→ **EXERCISE DIRECTIONS**: Show all the lines in the data below that include the word "JSON".

═══ STORED DATA

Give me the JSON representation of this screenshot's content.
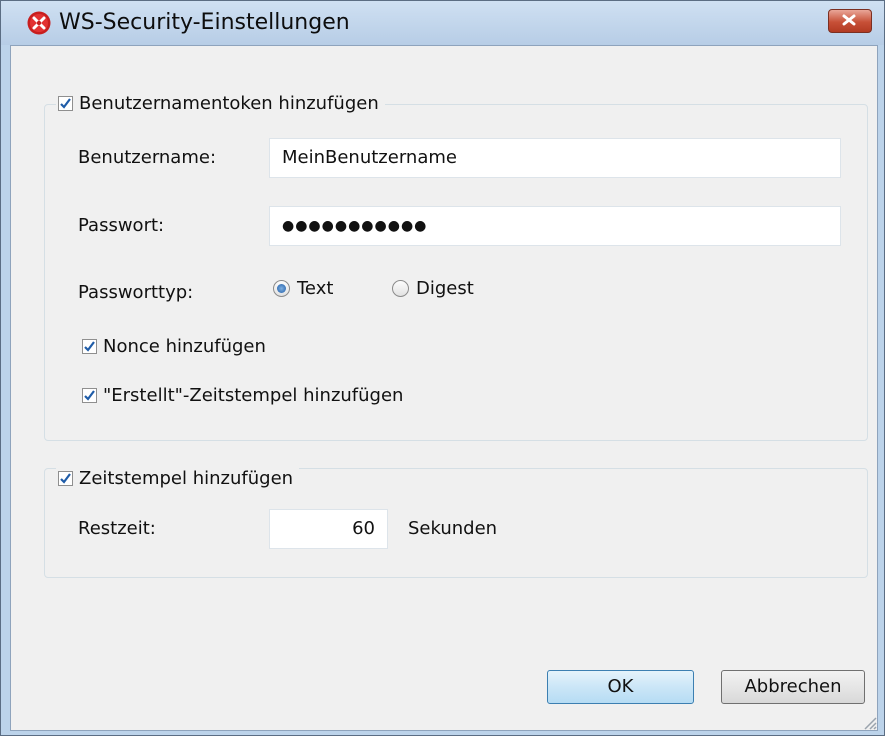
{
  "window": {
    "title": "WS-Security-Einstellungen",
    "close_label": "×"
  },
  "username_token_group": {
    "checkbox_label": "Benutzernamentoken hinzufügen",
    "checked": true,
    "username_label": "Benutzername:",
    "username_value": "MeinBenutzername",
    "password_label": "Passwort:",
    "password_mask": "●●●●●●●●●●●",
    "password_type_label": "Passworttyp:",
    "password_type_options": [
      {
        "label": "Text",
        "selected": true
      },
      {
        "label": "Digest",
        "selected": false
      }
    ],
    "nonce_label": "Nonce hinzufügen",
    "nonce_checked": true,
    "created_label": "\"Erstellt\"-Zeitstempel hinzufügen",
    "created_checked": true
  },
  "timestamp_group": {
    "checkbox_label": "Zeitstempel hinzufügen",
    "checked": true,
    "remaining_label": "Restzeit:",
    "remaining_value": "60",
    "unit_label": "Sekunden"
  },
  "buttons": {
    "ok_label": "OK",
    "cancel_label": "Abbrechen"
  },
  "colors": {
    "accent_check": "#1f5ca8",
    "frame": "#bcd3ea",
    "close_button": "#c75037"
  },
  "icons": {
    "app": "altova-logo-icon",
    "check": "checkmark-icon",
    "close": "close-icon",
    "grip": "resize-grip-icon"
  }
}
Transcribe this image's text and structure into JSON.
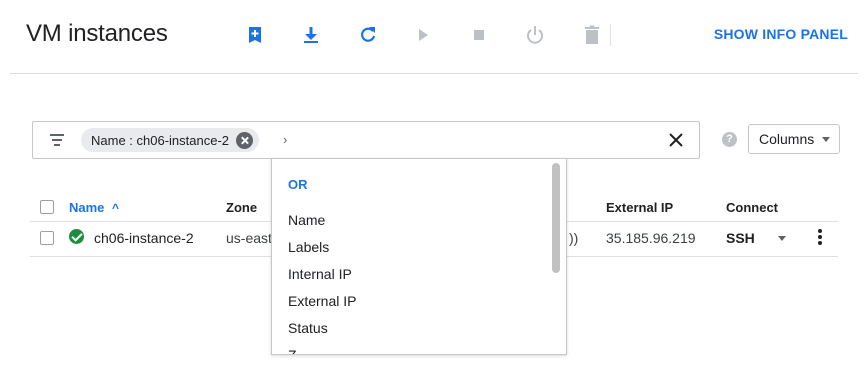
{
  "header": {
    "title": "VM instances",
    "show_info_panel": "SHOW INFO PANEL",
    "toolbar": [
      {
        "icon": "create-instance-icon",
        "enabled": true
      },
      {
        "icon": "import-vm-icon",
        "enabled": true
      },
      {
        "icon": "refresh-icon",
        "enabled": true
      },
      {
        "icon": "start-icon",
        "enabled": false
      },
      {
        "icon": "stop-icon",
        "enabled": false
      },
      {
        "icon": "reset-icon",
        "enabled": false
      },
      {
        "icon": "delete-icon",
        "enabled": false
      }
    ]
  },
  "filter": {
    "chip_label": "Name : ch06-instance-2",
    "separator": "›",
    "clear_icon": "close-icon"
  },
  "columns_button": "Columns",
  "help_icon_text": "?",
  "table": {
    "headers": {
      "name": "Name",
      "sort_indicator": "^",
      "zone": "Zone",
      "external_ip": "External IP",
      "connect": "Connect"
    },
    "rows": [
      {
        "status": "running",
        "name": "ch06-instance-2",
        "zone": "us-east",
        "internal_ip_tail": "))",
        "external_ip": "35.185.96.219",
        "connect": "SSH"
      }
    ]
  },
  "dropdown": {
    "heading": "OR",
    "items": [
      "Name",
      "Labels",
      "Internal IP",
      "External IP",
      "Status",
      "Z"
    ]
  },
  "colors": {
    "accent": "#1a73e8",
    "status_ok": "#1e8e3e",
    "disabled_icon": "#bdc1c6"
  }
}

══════

→ **FINISHED TASK**:
Give me the JSON representation of this screenshot's content.
Transcribe this image's text and structure into JSON.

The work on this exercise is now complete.